by Joshua Heston
Before the tourist trade, before the damming of the White River, before the building of the railroad, there were the people of the Ozark hills.
Missouri became a state in 1821. Arkansas in 1836.
Prior to American statehood, the Ozarks were home to a broad mix of pioneers, trappers, early French settlers and Native Americans, predominately of Osage and Quapaw groups.* Later, large numbers of Cherokee were forced into the western edges of the Ozark Mountains in present-day Oklahoma.
The years have also seen an influx of people from the Upper South, the Deep South, and the MidWest (According to Harold Bell Wright, Old Matt and Aunt Molly were from Illinois after all).

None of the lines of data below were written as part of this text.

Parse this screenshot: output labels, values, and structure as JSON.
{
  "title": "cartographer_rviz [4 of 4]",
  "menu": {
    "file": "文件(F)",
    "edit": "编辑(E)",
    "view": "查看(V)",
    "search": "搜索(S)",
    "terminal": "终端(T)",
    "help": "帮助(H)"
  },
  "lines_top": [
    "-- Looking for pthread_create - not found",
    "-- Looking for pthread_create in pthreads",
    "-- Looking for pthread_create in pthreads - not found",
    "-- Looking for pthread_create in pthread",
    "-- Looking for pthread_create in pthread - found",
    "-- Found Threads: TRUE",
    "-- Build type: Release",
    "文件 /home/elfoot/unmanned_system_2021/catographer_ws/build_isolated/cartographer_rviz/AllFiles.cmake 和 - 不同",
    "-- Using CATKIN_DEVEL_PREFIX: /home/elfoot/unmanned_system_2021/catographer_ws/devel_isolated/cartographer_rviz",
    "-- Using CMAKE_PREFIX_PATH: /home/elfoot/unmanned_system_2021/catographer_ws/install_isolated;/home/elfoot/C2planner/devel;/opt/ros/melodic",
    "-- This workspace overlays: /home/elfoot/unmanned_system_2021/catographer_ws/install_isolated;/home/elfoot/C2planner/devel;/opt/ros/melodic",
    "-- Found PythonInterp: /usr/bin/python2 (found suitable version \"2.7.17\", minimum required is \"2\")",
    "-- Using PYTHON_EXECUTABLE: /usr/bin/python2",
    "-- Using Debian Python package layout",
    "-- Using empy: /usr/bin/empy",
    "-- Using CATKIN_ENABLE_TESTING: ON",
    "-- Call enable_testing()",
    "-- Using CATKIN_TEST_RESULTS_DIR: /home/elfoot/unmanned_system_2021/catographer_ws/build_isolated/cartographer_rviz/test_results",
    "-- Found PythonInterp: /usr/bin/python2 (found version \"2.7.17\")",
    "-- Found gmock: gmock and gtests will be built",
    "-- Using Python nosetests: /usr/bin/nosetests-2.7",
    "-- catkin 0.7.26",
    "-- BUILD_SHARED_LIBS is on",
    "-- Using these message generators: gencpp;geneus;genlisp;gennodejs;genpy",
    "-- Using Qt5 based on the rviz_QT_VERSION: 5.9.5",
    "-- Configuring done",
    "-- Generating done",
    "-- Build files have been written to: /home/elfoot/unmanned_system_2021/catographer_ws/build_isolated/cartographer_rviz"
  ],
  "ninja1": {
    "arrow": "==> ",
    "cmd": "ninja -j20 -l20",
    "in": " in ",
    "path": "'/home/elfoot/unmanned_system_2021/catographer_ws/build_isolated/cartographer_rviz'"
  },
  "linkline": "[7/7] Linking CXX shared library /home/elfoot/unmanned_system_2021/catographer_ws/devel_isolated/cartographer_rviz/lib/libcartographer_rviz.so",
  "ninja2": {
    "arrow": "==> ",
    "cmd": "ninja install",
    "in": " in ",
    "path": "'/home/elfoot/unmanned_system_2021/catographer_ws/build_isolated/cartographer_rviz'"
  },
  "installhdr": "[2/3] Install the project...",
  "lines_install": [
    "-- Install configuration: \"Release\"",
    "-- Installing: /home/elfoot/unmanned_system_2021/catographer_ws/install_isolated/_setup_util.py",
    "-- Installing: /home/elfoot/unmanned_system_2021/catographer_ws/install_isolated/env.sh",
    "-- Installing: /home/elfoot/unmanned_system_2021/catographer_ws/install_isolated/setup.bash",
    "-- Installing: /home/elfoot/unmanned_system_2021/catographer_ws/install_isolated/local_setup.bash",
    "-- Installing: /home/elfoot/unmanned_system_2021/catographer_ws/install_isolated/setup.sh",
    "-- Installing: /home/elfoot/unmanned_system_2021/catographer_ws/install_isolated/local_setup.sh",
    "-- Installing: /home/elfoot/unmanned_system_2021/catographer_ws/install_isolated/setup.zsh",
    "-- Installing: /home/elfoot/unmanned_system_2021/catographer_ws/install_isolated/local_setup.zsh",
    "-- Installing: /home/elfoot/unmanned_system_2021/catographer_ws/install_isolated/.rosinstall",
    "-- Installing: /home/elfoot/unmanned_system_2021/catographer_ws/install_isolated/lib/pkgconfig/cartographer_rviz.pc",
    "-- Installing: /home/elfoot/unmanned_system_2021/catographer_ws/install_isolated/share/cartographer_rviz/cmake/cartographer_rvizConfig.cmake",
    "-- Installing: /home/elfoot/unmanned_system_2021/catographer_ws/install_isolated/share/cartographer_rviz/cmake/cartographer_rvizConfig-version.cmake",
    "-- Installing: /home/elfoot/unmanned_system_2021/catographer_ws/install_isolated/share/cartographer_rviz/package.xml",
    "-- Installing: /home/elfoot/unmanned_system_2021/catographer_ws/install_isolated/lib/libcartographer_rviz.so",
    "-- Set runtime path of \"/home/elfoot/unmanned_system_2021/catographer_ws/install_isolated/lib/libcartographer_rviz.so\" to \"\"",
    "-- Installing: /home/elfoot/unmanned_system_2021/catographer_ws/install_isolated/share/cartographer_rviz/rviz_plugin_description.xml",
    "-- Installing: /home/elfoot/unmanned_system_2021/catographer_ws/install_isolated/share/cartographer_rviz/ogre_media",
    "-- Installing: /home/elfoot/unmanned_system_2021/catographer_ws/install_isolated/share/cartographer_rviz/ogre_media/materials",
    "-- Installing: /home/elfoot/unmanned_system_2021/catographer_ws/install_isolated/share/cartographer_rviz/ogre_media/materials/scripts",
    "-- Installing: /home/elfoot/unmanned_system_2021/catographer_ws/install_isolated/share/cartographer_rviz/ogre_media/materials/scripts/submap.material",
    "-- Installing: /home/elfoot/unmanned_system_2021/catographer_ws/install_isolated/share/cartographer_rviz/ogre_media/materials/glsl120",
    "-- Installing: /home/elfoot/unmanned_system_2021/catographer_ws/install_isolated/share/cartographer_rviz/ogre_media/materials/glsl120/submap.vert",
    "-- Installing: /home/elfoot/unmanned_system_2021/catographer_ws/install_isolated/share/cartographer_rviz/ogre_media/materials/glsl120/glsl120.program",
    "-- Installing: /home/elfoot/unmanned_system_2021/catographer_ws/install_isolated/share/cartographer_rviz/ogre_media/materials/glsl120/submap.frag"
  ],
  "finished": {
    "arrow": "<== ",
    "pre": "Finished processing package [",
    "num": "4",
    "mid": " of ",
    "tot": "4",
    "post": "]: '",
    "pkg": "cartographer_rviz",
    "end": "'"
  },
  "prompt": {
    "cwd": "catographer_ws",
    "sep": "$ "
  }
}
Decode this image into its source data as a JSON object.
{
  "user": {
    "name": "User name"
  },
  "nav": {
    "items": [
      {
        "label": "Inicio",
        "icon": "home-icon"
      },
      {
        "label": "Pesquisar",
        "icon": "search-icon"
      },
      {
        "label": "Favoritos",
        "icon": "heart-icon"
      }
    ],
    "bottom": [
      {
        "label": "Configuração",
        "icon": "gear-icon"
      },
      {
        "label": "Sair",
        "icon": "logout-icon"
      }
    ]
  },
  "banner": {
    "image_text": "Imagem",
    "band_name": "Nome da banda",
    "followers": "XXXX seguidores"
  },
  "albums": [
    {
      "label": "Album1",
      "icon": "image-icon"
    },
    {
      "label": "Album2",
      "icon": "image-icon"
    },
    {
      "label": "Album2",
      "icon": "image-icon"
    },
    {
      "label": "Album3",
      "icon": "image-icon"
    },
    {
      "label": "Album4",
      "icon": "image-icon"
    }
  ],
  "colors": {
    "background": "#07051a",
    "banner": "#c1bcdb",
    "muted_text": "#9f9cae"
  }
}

The region also saw a rise in African-American culture, due in large part to the movement of Southern slave-owners into the region prior to the Civil War.
In the latter half of the nineteenth century, Missouri became home to many German and Irish immigrants.
People have come to the Ozarks for many different reasons. But, upon arrival, culminating forces forged a unique group.
Not “hillbillies” of comic lore, but Hill People proud of their heritage and closely connected to the land and those around them.
It is these diverse and proud peoples that State of the Ozarks honors and celebrates.
* page 157, Maxwell, James A., et al., America's Fascinating Indian Heritage, The Reader's Digest Association, Inc., 1978.
plate 1. Venerable Ozarks historian Walker Powell explains his family’s tomato canning factory (the first in Stone County, Missouri) to Jody Gerton of Talking Rocks Cavern, June 13, 2013.
plate 2. Detail of a barn located between Taneyville and Kissee Mills, Missouri.
...Dust Bowl Summers
by Joshua Heston
Summertime is surely here in the Ozarks. We starting to need rain mighty bad and yet the peaches, tomatoes, plums and blackberries are loaded down with so much fruit the limbs, vines and canes are breaking beneath the weight. It is a rare year for the garden and yet dust devils are playing along roadsides in increasing numbers.
I’m not sure what it means for the rest of the season.
It gets me to thinking of summers past — summers long before me. Summers during the Dust Bowl in which the sky turned black from clouds of grasshoppers — grasshoppers which stripped even the fence posts.
It was a dark time, a time of heat and dust and desperation. An era when many Ozarkers were driven to better fields, to the west and the fertile valleys of California, Washington and Oregon, creating little centers of Ozark culture in an increasingly post-modern world — a time and place where chicken and dumplings competed with counter revolution and 18-lane expressways.
The spirit of the Ozarks is resilient. Sometimes it is in the face of great fear, uncertainty and loss that we, stripped of pretense, rise to the occasion and become more than we could possibly imagine. To survive against all odds. To preserve that which is worth remembering. To pass on traditions with meaning. To see the beauty and hope that would otherwise be ignored, lost or forgotten.
It’s the tough times that prove who and what we really are.